It is constructed of limestone ashlar in 2 storeys with attic with a rectangular floor plan of 9 by 5 bays and a Collyweston stone roof. It stands in some 120 acres of wooded parkland as part of a 1400 acre agricultural estate.
George Whetstone (1544? – 1587) was an English dramatist and author. He was the third son of Robert Whetstone (d. 1557), a member of a wealthy family that owned the manor of Walcot at Barnack, near Stamford, Lincolnshire. George appears to have had a small inheritance which he soon spent,
The original hall on the site was owned by the Browne family whose members included Robert Browne MP. In 1662 the Brownes sold it to Bernard Walcot, who in turn sold it to Sir Hugh Cholmondeley c.1674. Sir Hugh built the present house in 1678 in place of the previous building. The architect is uncertain but the house shows the influence of John Webb.
It was owned by the Gainsborough family between 1700 and 1720 and then the Nevile family until 1891. It was then sold to the Dearden family who owned it until 1963 when it was purchased by the Dennises. Members of both the Nevile and Dearden families served as High Sheriff of Northamptonshire.

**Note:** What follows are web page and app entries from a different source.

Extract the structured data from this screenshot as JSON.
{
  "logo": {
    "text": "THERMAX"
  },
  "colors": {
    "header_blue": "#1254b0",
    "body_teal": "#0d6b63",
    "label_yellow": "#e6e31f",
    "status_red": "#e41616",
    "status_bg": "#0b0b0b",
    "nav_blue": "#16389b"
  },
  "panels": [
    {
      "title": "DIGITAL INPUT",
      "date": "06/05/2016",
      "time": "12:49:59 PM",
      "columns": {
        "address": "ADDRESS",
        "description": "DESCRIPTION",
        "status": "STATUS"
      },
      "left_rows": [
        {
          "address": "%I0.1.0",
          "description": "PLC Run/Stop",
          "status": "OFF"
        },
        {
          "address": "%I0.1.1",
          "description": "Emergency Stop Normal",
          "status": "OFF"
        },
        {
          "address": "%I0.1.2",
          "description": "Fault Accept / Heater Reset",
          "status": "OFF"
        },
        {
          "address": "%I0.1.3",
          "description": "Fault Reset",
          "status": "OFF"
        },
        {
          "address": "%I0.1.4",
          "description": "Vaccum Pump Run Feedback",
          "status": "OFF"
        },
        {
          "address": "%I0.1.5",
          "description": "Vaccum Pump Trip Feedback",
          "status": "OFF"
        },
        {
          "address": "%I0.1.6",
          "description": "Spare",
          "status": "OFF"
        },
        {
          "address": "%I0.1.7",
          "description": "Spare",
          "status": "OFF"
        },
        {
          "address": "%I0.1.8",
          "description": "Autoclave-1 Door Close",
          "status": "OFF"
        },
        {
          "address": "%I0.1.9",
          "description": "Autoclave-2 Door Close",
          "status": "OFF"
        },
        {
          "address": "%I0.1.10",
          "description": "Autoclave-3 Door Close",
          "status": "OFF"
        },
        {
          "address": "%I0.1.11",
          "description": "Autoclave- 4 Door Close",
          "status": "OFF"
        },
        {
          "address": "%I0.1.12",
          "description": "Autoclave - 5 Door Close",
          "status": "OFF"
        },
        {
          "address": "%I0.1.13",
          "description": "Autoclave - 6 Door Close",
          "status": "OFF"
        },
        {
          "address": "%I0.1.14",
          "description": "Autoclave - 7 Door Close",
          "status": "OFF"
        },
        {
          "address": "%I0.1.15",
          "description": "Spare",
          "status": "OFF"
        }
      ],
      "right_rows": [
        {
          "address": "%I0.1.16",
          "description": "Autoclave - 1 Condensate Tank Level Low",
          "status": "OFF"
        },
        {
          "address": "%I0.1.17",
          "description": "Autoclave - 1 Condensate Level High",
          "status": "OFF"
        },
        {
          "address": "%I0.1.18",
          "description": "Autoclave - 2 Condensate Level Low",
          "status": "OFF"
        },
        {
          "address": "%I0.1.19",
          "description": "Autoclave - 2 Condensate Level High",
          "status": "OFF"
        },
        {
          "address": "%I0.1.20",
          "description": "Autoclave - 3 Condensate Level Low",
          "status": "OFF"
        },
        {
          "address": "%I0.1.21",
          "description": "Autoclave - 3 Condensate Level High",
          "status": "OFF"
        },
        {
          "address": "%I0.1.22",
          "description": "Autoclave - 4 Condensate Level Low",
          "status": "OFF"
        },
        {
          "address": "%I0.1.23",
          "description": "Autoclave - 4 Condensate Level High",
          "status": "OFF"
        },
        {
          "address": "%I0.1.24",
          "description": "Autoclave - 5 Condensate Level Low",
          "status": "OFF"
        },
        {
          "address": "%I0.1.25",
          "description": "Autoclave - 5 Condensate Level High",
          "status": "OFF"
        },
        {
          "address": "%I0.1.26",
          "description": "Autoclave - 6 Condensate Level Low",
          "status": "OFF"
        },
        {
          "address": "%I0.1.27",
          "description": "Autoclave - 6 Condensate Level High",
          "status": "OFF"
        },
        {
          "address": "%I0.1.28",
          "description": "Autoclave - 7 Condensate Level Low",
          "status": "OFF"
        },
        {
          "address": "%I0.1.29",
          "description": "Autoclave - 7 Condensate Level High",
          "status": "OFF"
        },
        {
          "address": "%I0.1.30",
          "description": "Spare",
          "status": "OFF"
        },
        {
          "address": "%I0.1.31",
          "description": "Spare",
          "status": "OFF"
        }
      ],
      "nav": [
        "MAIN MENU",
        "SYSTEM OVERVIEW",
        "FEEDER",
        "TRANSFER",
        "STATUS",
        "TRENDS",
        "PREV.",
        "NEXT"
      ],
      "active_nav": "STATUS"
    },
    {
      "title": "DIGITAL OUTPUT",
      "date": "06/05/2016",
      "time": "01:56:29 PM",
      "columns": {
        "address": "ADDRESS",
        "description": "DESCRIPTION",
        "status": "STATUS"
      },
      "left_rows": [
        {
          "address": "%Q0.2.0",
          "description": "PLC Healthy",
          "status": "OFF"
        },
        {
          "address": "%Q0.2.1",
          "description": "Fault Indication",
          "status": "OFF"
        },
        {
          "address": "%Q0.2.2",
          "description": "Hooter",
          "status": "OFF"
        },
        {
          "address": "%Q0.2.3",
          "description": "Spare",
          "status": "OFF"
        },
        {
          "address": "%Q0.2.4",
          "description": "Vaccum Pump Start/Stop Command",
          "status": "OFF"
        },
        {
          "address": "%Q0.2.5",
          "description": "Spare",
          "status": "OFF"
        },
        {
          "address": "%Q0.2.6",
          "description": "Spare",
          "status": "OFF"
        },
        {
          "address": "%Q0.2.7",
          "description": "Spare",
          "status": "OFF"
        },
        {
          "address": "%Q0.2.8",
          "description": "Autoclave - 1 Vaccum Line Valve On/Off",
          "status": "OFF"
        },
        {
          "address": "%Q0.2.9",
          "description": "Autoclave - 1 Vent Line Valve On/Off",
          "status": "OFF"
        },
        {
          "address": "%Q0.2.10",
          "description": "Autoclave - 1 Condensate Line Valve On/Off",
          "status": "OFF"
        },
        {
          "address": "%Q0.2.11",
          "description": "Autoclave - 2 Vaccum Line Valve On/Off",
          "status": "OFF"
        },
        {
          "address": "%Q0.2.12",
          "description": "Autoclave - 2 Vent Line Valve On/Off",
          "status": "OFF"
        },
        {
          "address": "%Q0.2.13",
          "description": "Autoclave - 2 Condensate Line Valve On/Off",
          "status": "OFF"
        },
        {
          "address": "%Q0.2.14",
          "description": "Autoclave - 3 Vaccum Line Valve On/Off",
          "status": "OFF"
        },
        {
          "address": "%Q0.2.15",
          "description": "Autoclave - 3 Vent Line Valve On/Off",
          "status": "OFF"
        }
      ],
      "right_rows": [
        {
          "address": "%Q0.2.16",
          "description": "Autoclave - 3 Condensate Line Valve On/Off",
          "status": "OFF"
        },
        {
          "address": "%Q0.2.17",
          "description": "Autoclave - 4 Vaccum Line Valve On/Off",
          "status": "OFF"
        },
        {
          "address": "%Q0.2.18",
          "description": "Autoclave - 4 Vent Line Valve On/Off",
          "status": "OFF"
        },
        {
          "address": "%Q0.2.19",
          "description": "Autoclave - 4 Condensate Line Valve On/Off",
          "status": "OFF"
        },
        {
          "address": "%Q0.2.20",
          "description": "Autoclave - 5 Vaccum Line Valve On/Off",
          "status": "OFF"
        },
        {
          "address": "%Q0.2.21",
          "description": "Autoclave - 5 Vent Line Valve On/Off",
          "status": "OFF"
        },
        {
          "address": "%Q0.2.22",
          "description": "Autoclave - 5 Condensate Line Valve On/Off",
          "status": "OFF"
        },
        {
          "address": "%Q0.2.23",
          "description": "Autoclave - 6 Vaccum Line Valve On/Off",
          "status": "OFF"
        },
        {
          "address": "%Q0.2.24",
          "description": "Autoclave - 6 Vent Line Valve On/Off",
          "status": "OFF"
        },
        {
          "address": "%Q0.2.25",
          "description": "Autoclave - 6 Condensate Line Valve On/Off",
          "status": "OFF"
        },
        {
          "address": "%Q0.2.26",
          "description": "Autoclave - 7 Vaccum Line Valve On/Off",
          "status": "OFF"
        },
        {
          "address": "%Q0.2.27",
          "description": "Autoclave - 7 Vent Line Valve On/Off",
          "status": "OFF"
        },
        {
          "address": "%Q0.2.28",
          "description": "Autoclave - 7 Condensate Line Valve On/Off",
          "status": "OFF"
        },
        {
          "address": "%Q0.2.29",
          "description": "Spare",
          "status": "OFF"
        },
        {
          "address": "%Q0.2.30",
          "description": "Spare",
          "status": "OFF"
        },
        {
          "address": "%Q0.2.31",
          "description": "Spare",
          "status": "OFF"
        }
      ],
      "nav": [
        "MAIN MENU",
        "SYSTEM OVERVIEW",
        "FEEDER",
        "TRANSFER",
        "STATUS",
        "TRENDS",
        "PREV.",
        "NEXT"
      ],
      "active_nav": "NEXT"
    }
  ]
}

During the Second World War the hall housed the remote operations room for RAF Wittering and was then occupied by the 67th Fighter Wing of the United States Eighth Air Force. Their operations room planned and directed many of the Flying Fortress daylight raids on Germany.